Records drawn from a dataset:
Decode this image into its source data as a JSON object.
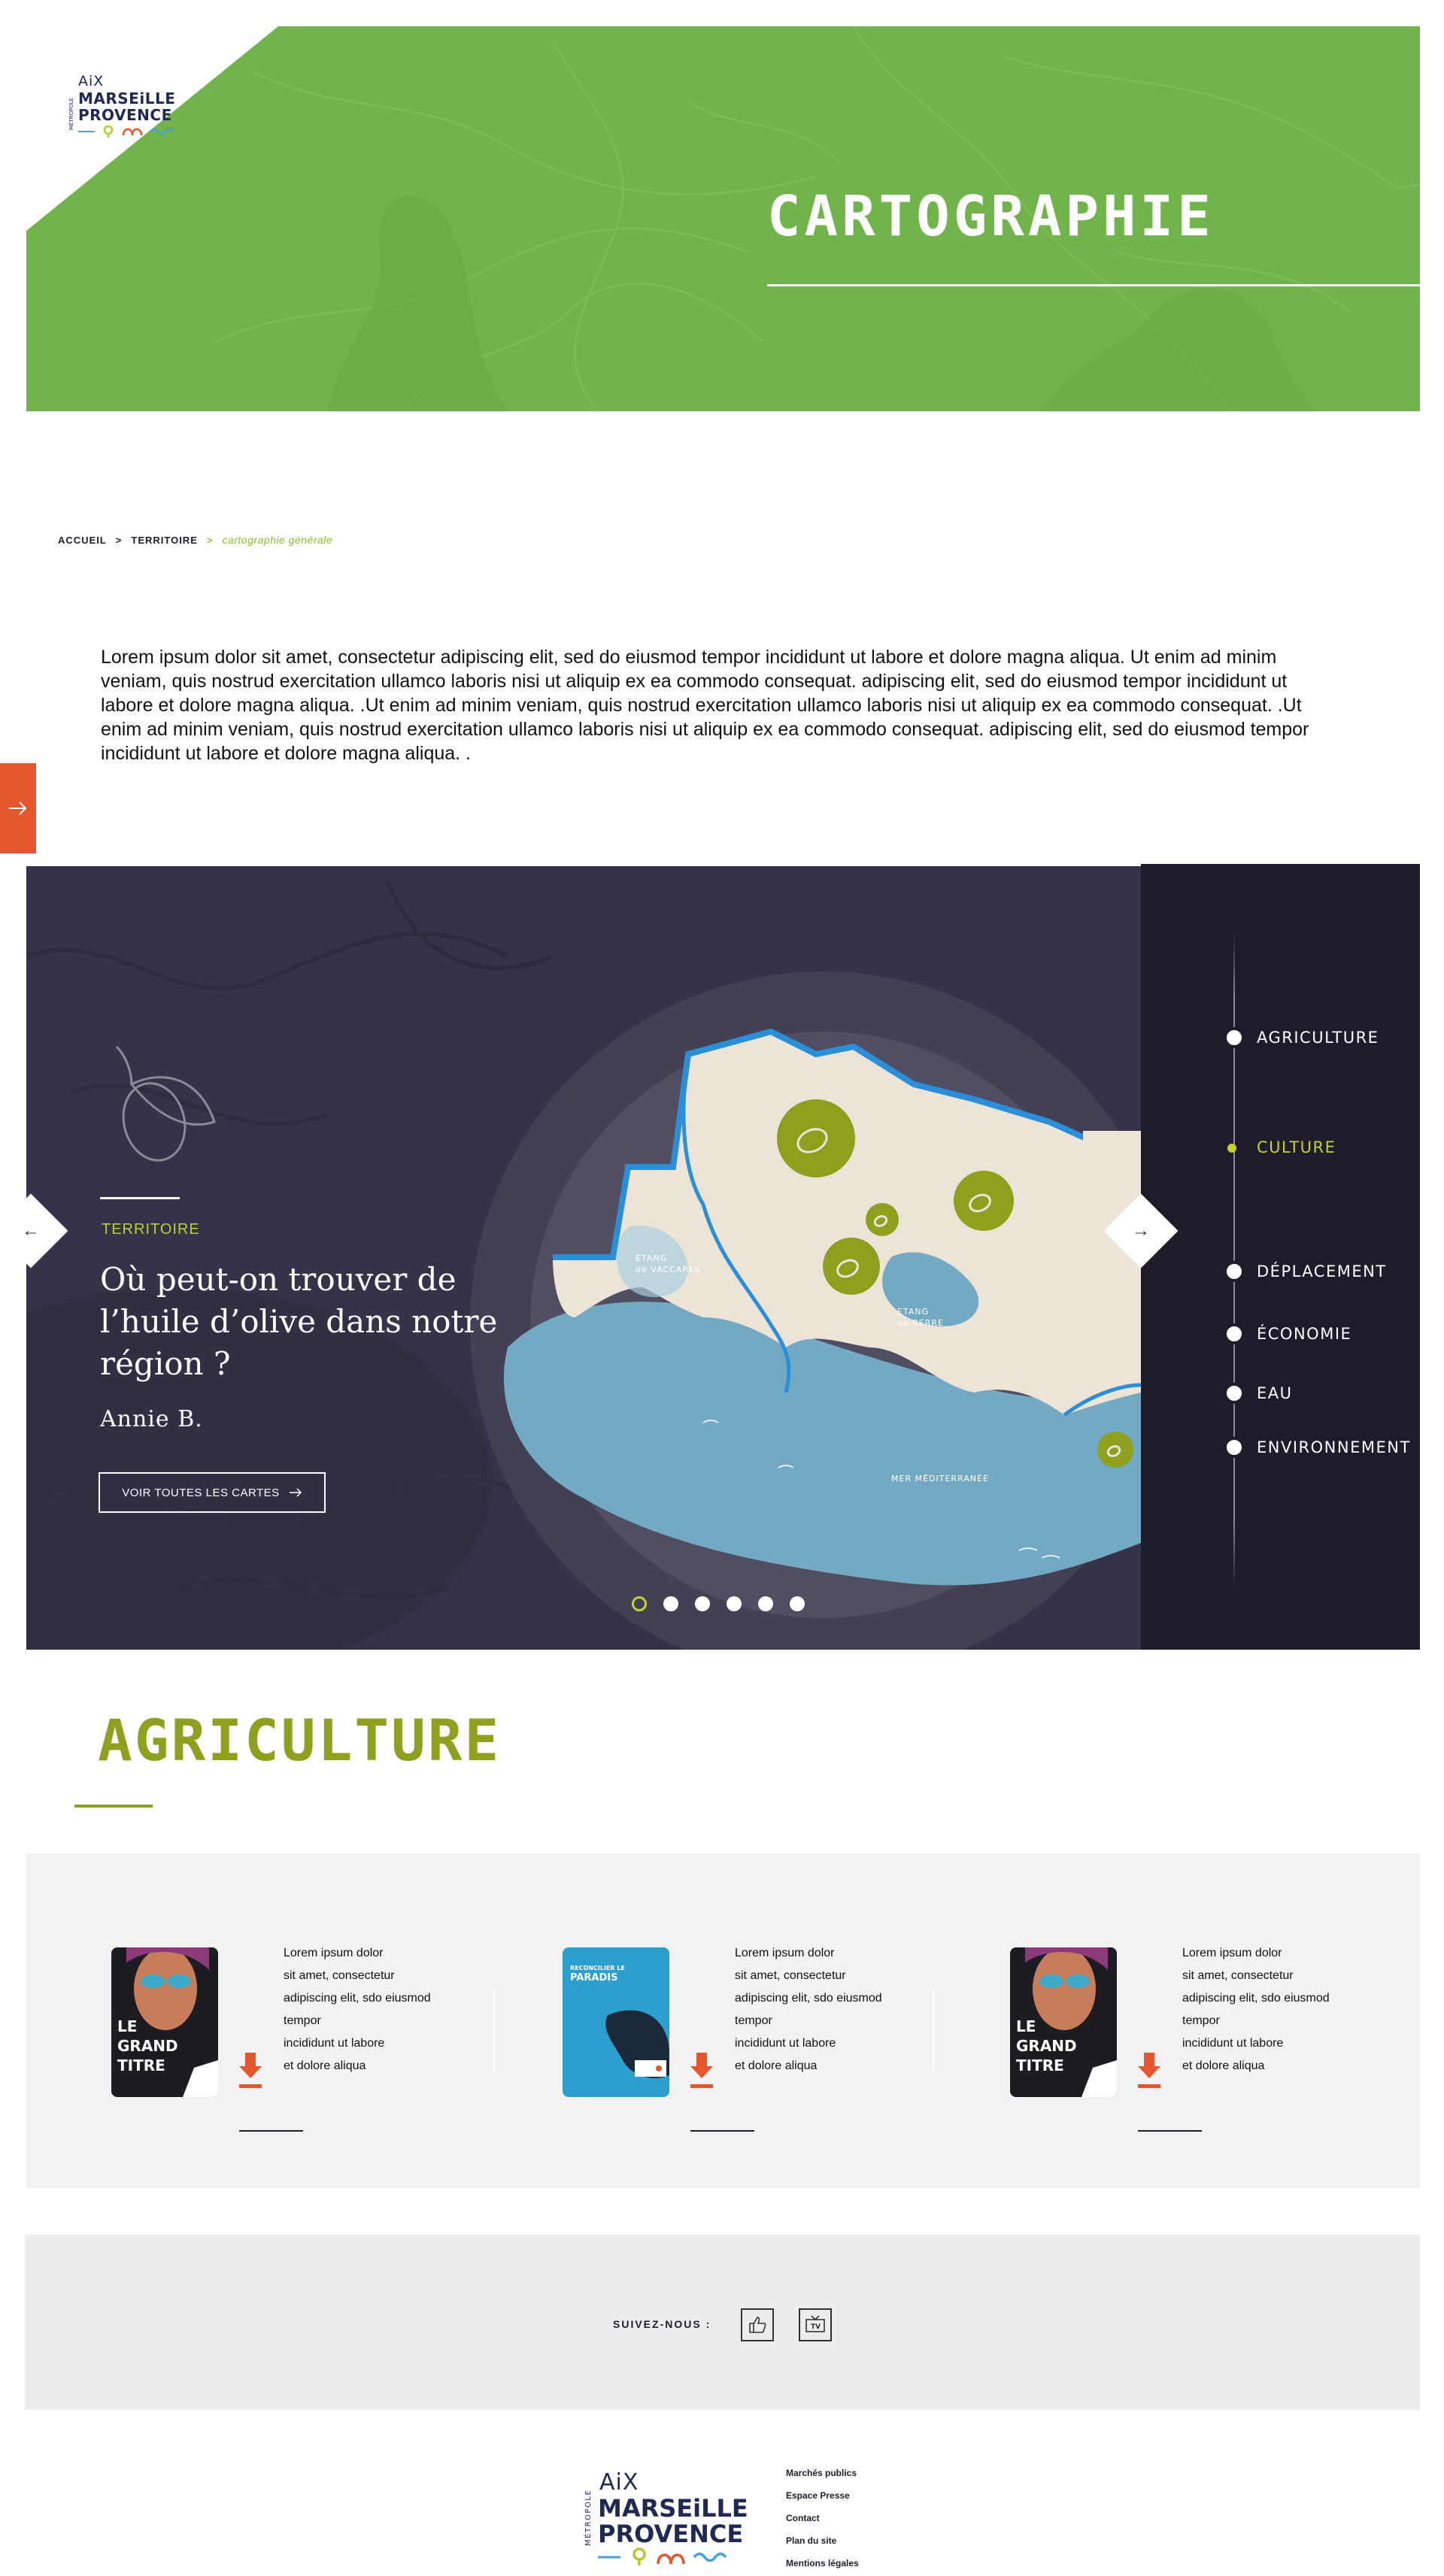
{
  "brand": {
    "logo_vertical": "MÉTROPOLE",
    "logo_line1": "AiX",
    "logo_line2": "MARSEiLLE",
    "logo_line3": "PROVENCE"
  },
  "hero": {
    "title": "CARTOGRAPHIE",
    "color": "#72b44c"
  },
  "breadcrumb": {
    "items": [
      "ACCUEIL",
      "TERRITOIRE"
    ],
    "separator": ">",
    "current": "cartographie générale"
  },
  "intro": {
    "text": "Lorem ipsum dolor sit amet, consectetur adipiscing elit, sed do eiusmod tempor incididunt ut labore et dolore magna aliqua. Ut enim ad minim veniam, quis nostrud exercitation ullamco laboris nisi ut aliquip ex ea commodo consequat. adipiscing elit, sed do eiusmod tempor incididunt ut labore et dolore magna aliqua. .Ut enim ad minim veniam, quis nostrud exercitation ullamco laboris nisi ut aliquip ex ea commodo consequat. .Ut enim ad minim veniam, quis nostrud exercitation ullamco laboris nisi ut aliquip ex ea commodo consequat. adipiscing elit, sed do eiusmod tempor incididunt ut labore et dolore magna aliqua. ."
  },
  "slider": {
    "category": "TERRITOIRE",
    "title": "Où peut-on trouver de l’huile d’olive dans notre région ?",
    "author": "Annie B.",
    "button": "VOIR TOUTES LES CARTES",
    "map_labels": {
      "etang_vaccares_1": "ETANG",
      "etang_vaccares_2": "de VACCARES",
      "etang_berre_1": "ETANG",
      "etang_berre_2": "de BERRE",
      "mer": "MER MÉDITERRANÉE"
    },
    "dots_total": 6,
    "dots_active_index": 0,
    "accent": "#c6d12c"
  },
  "categories": {
    "items": [
      {
        "label": "AGRICULTURE",
        "active": false
      },
      {
        "label": "CULTURE",
        "active": true
      },
      {
        "label": "DÉPLACEMENT",
        "active": false
      },
      {
        "label": "ÉCONOMIE",
        "active": false
      },
      {
        "label": "EAU",
        "active": false
      },
      {
        "label": "ENVIRONNEMENT",
        "active": false
      }
    ]
  },
  "section": {
    "title": "AGRICULTURE",
    "color": "#8fa01f"
  },
  "documents": [
    {
      "cover_type": "portrait",
      "cover_text": [
        "LE",
        "GRAND",
        "TITRE"
      ],
      "text": [
        "Lorem ipsum dolor",
        "sit amet, consectetur",
        "adipiscing elit, sdo eiusmod",
        "tempor",
        "incididunt ut labore",
        "et dolore aliqua"
      ]
    },
    {
      "cover_type": "blue",
      "cover_text": [
        "RECONCILIER LE",
        "PARADIS"
      ],
      "text": [
        "Lorem ipsum dolor",
        "sit amet, consectetur",
        "adipiscing elit, sdo eiusmod",
        "tempor",
        "incididunt ut labore",
        "et dolore aliqua"
      ]
    },
    {
      "cover_type": "portrait",
      "cover_text": [
        "LE",
        "GRAND",
        "TITRE"
      ],
      "text": [
        "Lorem ipsum dolor",
        "sit amet, consectetur",
        "adipiscing elit, sdo eiusmod",
        "tempor",
        "incididunt ut labore",
        "et dolore aliqua"
      ]
    }
  ],
  "social": {
    "label": "SUIVEZ-NOUS :",
    "icons": [
      "thumbs-up-icon",
      "tv-icon"
    ],
    "tv_text": "TV"
  },
  "footer": {
    "links": [
      "Marchés publics",
      "Espace Presse",
      "Contact",
      "Plan du site",
      "Mentions légales"
    ]
  },
  "colors": {
    "orange": "#e4572e",
    "navy": "#1e2a55",
    "dark": "#35334a",
    "panel": "#1d1c2b"
  }
}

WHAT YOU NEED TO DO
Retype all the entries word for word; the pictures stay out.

COMPLETED TASK
Decode this image into its source data as a JSON object.
{
  "brand": {
    "logo_vertical": "MÉTROPOLE",
    "logo_line1": "AiX",
    "logo_line2": "MARSEiLLE",
    "logo_line3": "PROVENCE"
  },
  "hero": {
    "title": "CARTOGRAPHIE",
    "color": "#72b44c"
  },
  "breadcrumb": {
    "items": [
      "ACCUEIL",
      "TERRITOIRE"
    ],
    "separator": ">",
    "current": "cartographie générale"
  },
  "intro": {
    "text": "Lorem ipsum dolor sit amet, consectetur adipiscing elit, sed do eiusmod tempor incididunt ut labore et dolore magna aliqua. Ut enim ad minim veniam, quis nostrud exercitation ullamco laboris nisi ut aliquip ex ea commodo consequat. adipiscing elit, sed do eiusmod tempor incididunt ut labore et dolore magna aliqua. .Ut enim ad minim veniam, quis nostrud exercitation ullamco laboris nisi ut aliquip ex ea commodo consequat. .Ut enim ad minim veniam, quis nostrud exercitation ullamco laboris nisi ut aliquip ex ea commodo consequat. adipiscing elit, sed do eiusmod tempor incididunt ut labore et dolore magna aliqua. ."
  },
  "slider": {
    "category": "TERRITOIRE",
    "title": "Où peut-on trouver de l’huile d’olive dans notre région ?",
    "author": "Annie B.",
    "button": "VOIR TOUTES LES CARTES",
    "map_labels": {
      "etang_vaccares_1": "ETANG",
      "etang_vaccares_2": "de VACCARES",
      "etang_berre_1": "ETANG",
      "etang_berre_2": "de BERRE",
      "mer": "MER MÉDITERRANÉE"
    },
    "dots_total": 6,
    "dots_active_index": 0,
    "accent": "#c6d12c"
  },
  "categories": {
    "items": [
      {
        "label": "AGRICULTURE",
        "active": false
      },
      {
        "label": "CULTURE",
        "active": true
      },
      {
        "label": "DÉPLACEMENT",
        "active": false
      },
      {
        "label": "ÉCONOMIE",
        "active": false
      },
      {
        "label": "EAU",
        "active": false
      },
      {
        "label": "ENVIRONNEMENT",
        "active": false
      }
    ]
  },
  "section": {
    "title": "AGRICULTURE",
    "color": "#8fa01f"
  },
  "documents": [
    {
      "cover_type": "portrait",
      "cover_text": [
        "LE",
        "GRAND",
        "TITRE"
      ],
      "text": [
        "Lorem ipsum dolor",
        "sit amet, consectetur",
        "adipiscing elit, sdo eiusmod",
        "tempor",
        "incididunt ut labore",
        "et dolore aliqua"
      ]
    },
    {
      "cover_type": "blue",
      "cover_text": [
        "RECONCILIER LE",
        "PARADIS"
      ],
      "text": [
        "Lorem ipsum dolor",
        "sit amet, consectetur",
        "adipiscing elit, sdo eiusmod",
        "tempor",
        "incididunt ut labore",
        "et dolore aliqua"
      ]
    },
    {
      "cover_type": "portrait",
      "cover_text": [
        "LE",
        "GRAND",
        "TITRE"
      ],
      "text": [
        "Lorem ipsum dolor",
        "sit amet, consectetur",
        "adipiscing elit, sdo eiusmod",
        "tempor",
        "incididunt ut labore",
        "et dolore aliqua"
      ]
    }
  ],
  "social": {
    "label": "SUIVEZ-NOUS :",
    "icons": [
      "thumbs-up-icon",
      "tv-icon"
    ],
    "tv_text": "TV"
  },
  "footer": {
    "links": [
      "Marchés publics",
      "Espace Presse",
      "Contact",
      "Plan du site",
      "Mentions légales"
    ]
  },
  "colors": {
    "orange": "#e4572e",
    "navy": "#1e2a55",
    "dark": "#35334a",
    "panel": "#1d1c2b"
  }
}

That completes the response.